The ongoing payment and billing problems customers are having and the inability for them to make changes to their coverage or information quickly and easily is very troubling, Smith said in a recent interview with VTDigger.
“There are legitimate reasons to think that many of the issues are going to be corrected but we don’t know that for a fact. So at this point in time, I think it’s important for all the business markets and, quite frankly, for individuals to know they’re not shoehorned into something that they don’t think is working correctly,” he said.
State officials have said the automated change of circumstance function, the source of much of the exchange’s frustrations, will go live in April. That will end the costly and labor-intensive process in which state employees and contractors enter those changes manually.
If that’s the case, the conversation about alternatives may prove unnecessary, Smith said, but lawmakers can’t count on that happening given the exchange’s history.
One option Smith floated is to see if there’s a way to allow people in the individual market to purchase insurance directly from the carriers participating in the exchange, the same way that small businesses do.
The challenge there, Smith said, is whether the state and carriers can find an alternative mechanism to determine people’s eligibility for subsidies or Medicaid when they sign up, and he acknowledged such an alternative would rely heavily on the carriers’ willingness to participate.
Smith said the House will also give serious consideration to Rep. Patti Komline’s proposal to transition from the current state-based exchange to a new category of exchange called a supported state-based marketplace (SSBM). Several other states, including Oregon and Nevada, are using an SSBM, but there is a dearth of information from the feds about how they work.
Smith said he was part of a conversation with officials in Oregon to find about more about how SSBMs work, and though he’s not sold, he hopes the House Health Care Committee will continue to weigh it as an option.
“It’s not clear to us that that mechanism is one that would work for the Medicaid populations, and it probably would still require us to have Medicaid software in place,” he said.
He’s also concerned Vermont could lose the ability to offer additional subsidies on top of what the feds provide, if they rely more heavily on the federal exchange. Another question is whether the transition could happen before the next open enrollment period in November.
Then there’s the matter of the the King v. Burwell Supreme Court case that could prohibit states using the federal exchange from offering subsidies at all. Smith said he’s not as sure as some others in the Legislature and elsewhere that an SSBM exchange would bypass a court ruling against the Obama administration.
Others who are calling for Vermont to join the federal exchange are “too cavalier” in discounting a loss for the president at the hands of the Supreme Court, he said, saying the case is in his mind a “jump ball.”
However, the current state of affairs at Vermont Health Connect isn’t sustainable or fair to those required to use it, he said.

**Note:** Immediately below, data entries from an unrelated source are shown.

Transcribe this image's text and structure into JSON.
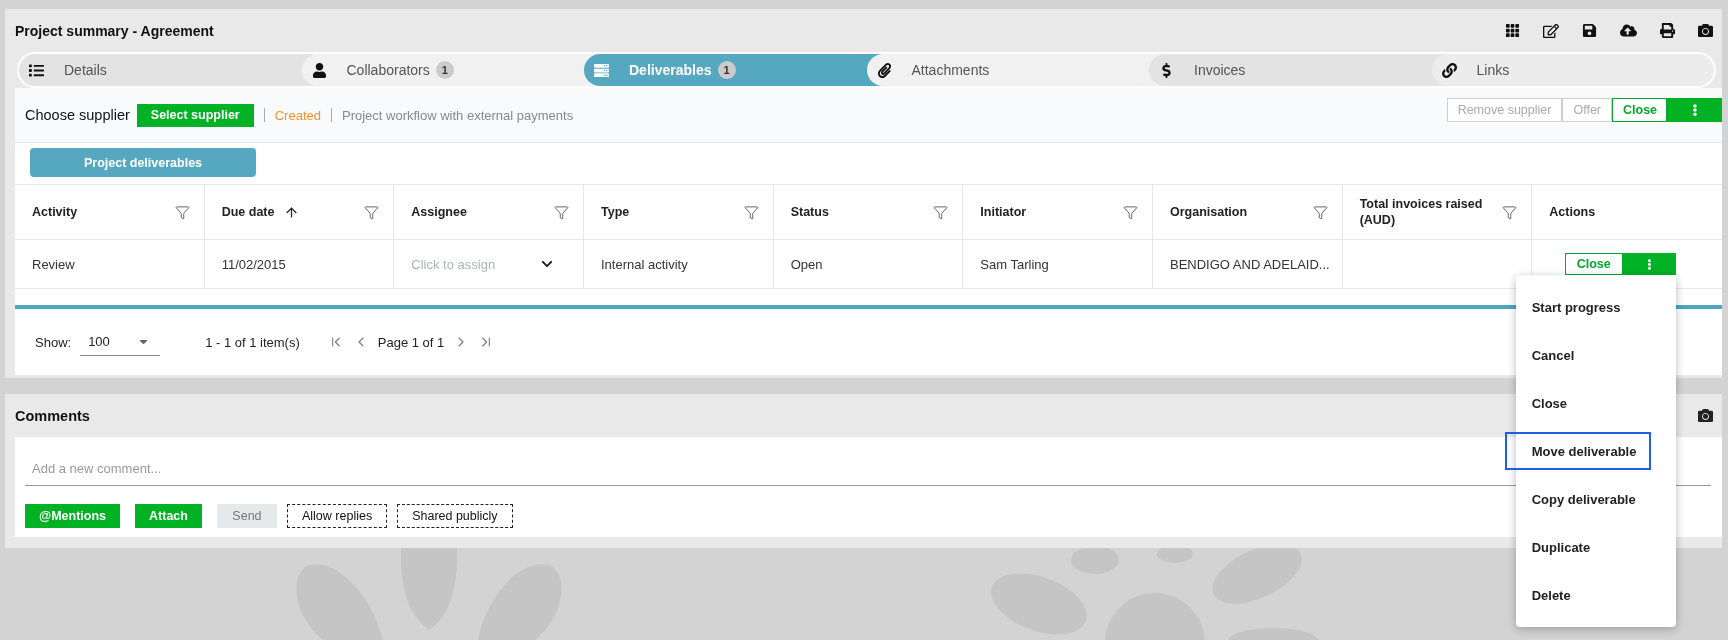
{
  "header": {
    "title": "Project summary - Agreement"
  },
  "tabs": [
    {
      "label": "Details",
      "selected": false
    },
    {
      "label": "Collaborators",
      "badge": "1",
      "selected": false
    },
    {
      "label": "Deliverables",
      "badge": "1",
      "selected": true
    },
    {
      "label": "Attachments",
      "selected": false
    },
    {
      "label": "Invoices",
      "selected": false
    },
    {
      "label": "Links",
      "selected": false
    }
  ],
  "supplier_bar": {
    "label": "Choose supplier",
    "select_button": "Select supplier",
    "status": "Created",
    "workflow": "Project workflow with external payments",
    "actions": [
      {
        "label": "Remove supplier",
        "disabled": true
      },
      {
        "label": "Offer",
        "disabled": true
      },
      {
        "label": "Close",
        "disabled": false
      }
    ]
  },
  "section_button": "Project deliverables",
  "table": {
    "columns": [
      {
        "label": "Activity",
        "filterable": true,
        "sorted": false
      },
      {
        "label": "Due date",
        "filterable": true,
        "sorted": true
      },
      {
        "label": "Assignee",
        "filterable": true,
        "sorted": false
      },
      {
        "label": "Type",
        "filterable": true,
        "sorted": false
      },
      {
        "label": "Status",
        "filterable": true,
        "sorted": false
      },
      {
        "label": "Initiator",
        "filterable": true,
        "sorted": false
      },
      {
        "label": "Organisation",
        "filterable": true,
        "sorted": false
      },
      {
        "label": "Total invoices raised (AUD)",
        "filterable": true,
        "sorted": false
      },
      {
        "label": "Actions",
        "filterable": false,
        "sorted": false
      }
    ],
    "rows": [
      {
        "activity": "Review",
        "due_date": "11/02/2015",
        "assignee_placeholder": "Click to assign",
        "type": "Internal activity",
        "status": "Open",
        "initiator": "Sam Tarling",
        "organisation": "BENDIGO AND ADELAID...",
        "action": "Close"
      }
    ]
  },
  "pager": {
    "show_label": "Show:",
    "page_size": "100",
    "range": "1 - 1 of 1 item(s)",
    "page": "Page 1 of 1"
  },
  "row_menu": {
    "items": [
      {
        "label": "Start progress",
        "focused": false
      },
      {
        "label": "Cancel",
        "focused": false
      },
      {
        "label": "Close",
        "focused": false
      },
      {
        "label": "Move deliverable",
        "focused": true
      },
      {
        "label": "Copy deliverable",
        "focused": false
      },
      {
        "label": "Duplicate",
        "focused": false
      },
      {
        "label": "Delete",
        "focused": false
      }
    ]
  },
  "comments": {
    "title": "Comments",
    "placeholder": "Add a new comment...",
    "buttons": [
      {
        "label": "@Mentions",
        "kind": "primary"
      },
      {
        "label": "Attach",
        "kind": "primary"
      },
      {
        "label": "Send",
        "kind": "disabled"
      },
      {
        "label": "Allow replies",
        "kind": "toggle"
      },
      {
        "label": "Shared publicly",
        "kind": "toggle"
      }
    ]
  }
}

After the high court rules, which it’s expected to this spring, if the exchange isn’t working as advertised, it will be time to look for other options, Smith said.
“I think it’s going to be really important to see what happens in May, and at some point in time you’ve got to fish or cut bait,” the speaker said.